Traditional Oriental Medicine is equipped with a gentle treatment style specific for treating children.  It utilizes non-insertive needle techniques combined with gentle massage strokes to help restore balance to the young patients’ system, thereby reducing symptom severity; and optimizing well-being.

Depicted are a three of the more common non-insertive needle tools used in the Japanese healing art of Shonishin.

From left to right, the teishin, the enshin, and the spring-loaded tsumo-shin.

A generalized non-pattern-based root treatment is used to clear the Channels of any Excess, and to restore proper Qi flow throughout the Channel system.  This root treatment, consisting of gentle strokes in the direction Qi moves along the Channels, can be taught to parents at their child’s first session so that regular treatment can be continued at home.  When more specific health conditions are being addressed, pattern-based root treatment can be combined with specific symptomatic treatment protocols. 

Within this method, the skin is not pierced, only contacted gently by the surface of any of the aforementioned tools, or at home with the use of the back side of a soup spoon.
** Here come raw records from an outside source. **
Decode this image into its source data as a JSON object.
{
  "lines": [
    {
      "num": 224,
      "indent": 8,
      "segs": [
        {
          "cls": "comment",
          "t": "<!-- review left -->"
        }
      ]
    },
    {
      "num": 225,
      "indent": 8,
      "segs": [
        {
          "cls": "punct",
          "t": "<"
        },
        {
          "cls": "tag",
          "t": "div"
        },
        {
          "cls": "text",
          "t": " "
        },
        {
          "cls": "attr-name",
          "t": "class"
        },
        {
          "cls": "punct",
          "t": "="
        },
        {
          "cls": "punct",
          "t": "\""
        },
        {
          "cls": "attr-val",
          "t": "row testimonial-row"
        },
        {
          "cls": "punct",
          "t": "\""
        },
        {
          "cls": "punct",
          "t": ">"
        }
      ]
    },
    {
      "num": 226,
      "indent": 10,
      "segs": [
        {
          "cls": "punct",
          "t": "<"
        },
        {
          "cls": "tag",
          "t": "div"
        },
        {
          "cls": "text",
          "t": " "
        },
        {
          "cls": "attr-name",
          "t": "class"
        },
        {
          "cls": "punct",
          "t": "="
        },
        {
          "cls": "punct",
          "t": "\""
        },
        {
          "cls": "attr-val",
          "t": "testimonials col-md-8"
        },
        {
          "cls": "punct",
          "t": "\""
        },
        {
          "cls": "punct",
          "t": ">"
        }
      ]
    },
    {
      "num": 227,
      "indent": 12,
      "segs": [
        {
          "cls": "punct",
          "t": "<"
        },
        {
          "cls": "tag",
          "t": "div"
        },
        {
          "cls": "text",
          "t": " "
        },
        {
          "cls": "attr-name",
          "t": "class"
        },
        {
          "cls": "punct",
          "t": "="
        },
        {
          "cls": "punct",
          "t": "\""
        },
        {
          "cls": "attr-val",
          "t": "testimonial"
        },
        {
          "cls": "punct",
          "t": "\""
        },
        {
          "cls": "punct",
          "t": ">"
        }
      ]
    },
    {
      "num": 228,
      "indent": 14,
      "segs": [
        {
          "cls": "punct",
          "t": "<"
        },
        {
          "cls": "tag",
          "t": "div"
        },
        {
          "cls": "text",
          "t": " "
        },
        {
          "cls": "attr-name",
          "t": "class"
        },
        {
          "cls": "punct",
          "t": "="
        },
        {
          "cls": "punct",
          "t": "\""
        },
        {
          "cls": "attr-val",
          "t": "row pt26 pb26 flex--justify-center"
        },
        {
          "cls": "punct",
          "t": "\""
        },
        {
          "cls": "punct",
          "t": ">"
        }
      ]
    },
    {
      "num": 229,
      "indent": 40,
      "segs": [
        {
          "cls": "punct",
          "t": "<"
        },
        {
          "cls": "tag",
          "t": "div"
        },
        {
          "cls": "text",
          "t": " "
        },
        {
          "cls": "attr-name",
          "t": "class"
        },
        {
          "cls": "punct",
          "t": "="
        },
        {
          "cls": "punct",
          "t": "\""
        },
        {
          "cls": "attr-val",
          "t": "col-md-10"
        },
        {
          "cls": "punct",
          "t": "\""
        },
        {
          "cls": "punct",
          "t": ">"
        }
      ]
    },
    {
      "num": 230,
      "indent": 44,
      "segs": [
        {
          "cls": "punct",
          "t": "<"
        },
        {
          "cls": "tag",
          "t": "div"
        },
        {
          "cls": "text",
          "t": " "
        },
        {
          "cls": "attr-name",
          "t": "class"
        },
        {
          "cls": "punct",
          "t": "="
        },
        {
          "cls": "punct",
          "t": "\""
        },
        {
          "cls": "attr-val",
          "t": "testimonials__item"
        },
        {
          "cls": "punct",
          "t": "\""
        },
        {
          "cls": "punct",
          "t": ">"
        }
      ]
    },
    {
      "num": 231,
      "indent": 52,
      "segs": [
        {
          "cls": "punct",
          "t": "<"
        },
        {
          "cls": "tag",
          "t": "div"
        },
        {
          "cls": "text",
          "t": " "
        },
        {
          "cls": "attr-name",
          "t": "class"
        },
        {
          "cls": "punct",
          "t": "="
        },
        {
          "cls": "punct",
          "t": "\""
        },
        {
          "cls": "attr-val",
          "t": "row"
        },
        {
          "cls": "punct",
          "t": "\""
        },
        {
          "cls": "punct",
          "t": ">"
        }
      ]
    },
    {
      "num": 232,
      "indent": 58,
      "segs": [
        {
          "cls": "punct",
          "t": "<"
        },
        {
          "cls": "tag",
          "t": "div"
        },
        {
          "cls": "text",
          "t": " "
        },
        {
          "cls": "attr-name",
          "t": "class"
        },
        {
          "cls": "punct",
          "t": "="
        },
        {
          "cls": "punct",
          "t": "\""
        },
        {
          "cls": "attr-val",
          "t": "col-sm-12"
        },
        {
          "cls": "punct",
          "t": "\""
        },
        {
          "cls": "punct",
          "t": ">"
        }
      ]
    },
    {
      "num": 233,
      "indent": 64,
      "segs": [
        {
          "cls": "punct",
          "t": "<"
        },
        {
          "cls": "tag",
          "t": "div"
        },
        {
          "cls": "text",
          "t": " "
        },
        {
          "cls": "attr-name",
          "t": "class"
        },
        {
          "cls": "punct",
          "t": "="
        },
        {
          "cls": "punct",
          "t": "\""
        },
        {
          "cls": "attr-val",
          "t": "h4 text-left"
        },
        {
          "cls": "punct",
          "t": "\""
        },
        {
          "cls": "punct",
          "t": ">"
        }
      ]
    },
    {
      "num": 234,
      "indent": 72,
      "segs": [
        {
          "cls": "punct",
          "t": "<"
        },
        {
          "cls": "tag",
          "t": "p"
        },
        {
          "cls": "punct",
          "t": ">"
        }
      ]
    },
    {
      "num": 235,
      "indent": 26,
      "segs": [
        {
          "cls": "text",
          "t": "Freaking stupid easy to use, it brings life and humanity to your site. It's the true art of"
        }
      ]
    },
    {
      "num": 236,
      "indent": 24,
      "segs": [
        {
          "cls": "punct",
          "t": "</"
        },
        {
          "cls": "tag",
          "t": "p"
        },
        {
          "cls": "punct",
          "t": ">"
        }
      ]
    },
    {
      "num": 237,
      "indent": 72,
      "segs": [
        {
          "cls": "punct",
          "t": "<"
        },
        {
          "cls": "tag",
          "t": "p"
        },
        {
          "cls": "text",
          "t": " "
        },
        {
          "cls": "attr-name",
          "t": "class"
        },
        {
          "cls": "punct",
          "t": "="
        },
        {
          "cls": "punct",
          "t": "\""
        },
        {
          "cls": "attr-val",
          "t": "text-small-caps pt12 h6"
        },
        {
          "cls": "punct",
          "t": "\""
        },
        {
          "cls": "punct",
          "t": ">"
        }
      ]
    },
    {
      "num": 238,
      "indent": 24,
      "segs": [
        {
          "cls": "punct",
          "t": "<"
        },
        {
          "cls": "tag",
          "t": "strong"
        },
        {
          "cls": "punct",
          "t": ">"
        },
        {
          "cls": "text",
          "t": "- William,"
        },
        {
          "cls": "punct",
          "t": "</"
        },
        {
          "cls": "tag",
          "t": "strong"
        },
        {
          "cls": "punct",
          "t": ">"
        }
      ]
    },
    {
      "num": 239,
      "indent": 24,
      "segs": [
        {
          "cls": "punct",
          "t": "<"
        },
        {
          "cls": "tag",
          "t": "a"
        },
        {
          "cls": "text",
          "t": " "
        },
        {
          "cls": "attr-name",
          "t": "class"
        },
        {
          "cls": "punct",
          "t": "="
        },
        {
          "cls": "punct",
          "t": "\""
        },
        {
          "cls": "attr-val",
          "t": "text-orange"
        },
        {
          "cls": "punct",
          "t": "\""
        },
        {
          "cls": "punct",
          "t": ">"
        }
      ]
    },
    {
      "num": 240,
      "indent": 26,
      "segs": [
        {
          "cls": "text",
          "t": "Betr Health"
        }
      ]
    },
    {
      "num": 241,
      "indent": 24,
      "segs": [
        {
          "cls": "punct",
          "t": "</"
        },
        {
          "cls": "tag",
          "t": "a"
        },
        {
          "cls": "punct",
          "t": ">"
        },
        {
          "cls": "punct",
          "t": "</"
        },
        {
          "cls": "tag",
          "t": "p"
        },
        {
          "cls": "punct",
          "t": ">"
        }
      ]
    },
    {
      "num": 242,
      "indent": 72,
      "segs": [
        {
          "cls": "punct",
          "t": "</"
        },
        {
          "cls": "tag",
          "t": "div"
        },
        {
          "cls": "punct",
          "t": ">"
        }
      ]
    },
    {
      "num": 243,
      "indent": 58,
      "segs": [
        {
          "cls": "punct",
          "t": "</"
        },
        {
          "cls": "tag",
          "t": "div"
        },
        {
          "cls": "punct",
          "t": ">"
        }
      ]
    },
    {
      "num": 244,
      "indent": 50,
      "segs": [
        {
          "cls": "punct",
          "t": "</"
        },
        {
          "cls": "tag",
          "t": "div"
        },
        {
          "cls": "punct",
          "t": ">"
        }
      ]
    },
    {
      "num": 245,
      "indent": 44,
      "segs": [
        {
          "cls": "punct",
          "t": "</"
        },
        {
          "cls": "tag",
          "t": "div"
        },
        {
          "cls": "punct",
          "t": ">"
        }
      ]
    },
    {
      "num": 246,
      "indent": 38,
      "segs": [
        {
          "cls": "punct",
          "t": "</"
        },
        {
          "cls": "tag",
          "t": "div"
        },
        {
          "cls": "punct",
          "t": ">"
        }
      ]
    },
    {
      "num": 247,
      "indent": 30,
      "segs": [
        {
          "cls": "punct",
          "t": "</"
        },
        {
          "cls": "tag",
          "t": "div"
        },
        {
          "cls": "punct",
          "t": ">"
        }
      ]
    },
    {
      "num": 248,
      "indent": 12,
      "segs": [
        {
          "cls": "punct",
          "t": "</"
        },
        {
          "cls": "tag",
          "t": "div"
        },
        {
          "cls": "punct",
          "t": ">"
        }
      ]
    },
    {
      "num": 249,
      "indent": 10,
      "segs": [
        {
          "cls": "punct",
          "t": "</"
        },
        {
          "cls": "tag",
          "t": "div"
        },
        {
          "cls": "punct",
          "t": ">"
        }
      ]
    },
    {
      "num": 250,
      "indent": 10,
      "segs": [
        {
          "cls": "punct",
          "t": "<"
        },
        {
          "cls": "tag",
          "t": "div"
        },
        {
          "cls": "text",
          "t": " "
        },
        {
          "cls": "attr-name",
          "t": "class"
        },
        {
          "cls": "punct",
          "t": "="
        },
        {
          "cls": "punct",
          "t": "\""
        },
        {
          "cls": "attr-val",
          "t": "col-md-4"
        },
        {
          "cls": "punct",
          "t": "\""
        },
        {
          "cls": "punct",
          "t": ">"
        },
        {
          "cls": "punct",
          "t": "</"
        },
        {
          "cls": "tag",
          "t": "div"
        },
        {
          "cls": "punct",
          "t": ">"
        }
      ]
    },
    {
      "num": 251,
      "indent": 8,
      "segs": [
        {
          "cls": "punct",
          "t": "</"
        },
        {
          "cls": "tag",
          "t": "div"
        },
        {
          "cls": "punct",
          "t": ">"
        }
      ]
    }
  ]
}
A patient of mine brought in her 2nd daughter, who since turning 4 months old had been suffering chronic constipation.  She went from passing stools daily to passing stools only every 3-5 days, straining uncomfortably each time. She’d been recommended a variety of medications but was uncomfortable administering these to her daughter, hoping there was something acupuncture could do about it.  During the session, along with some more specific work with the teishin, I performed the general root treatment, explaining what I was doing and teaching her mother the technique.  Within a week of her mother using a spoon at home to perform the basic technique daily, the infant went back to passing formed stools daily.  There was no recurrence.

A non-invasive, gentle, and effective therapy for our little ones, Shonishin for the win!

Please note that any advice in this article doesn’t replace personalized medical advice from a professional.

Book an appointment with Dr. Peter Wood, our Doctor of Traditional Chinese Medicine (DTCM) and Registered Acupuncturist (RAc)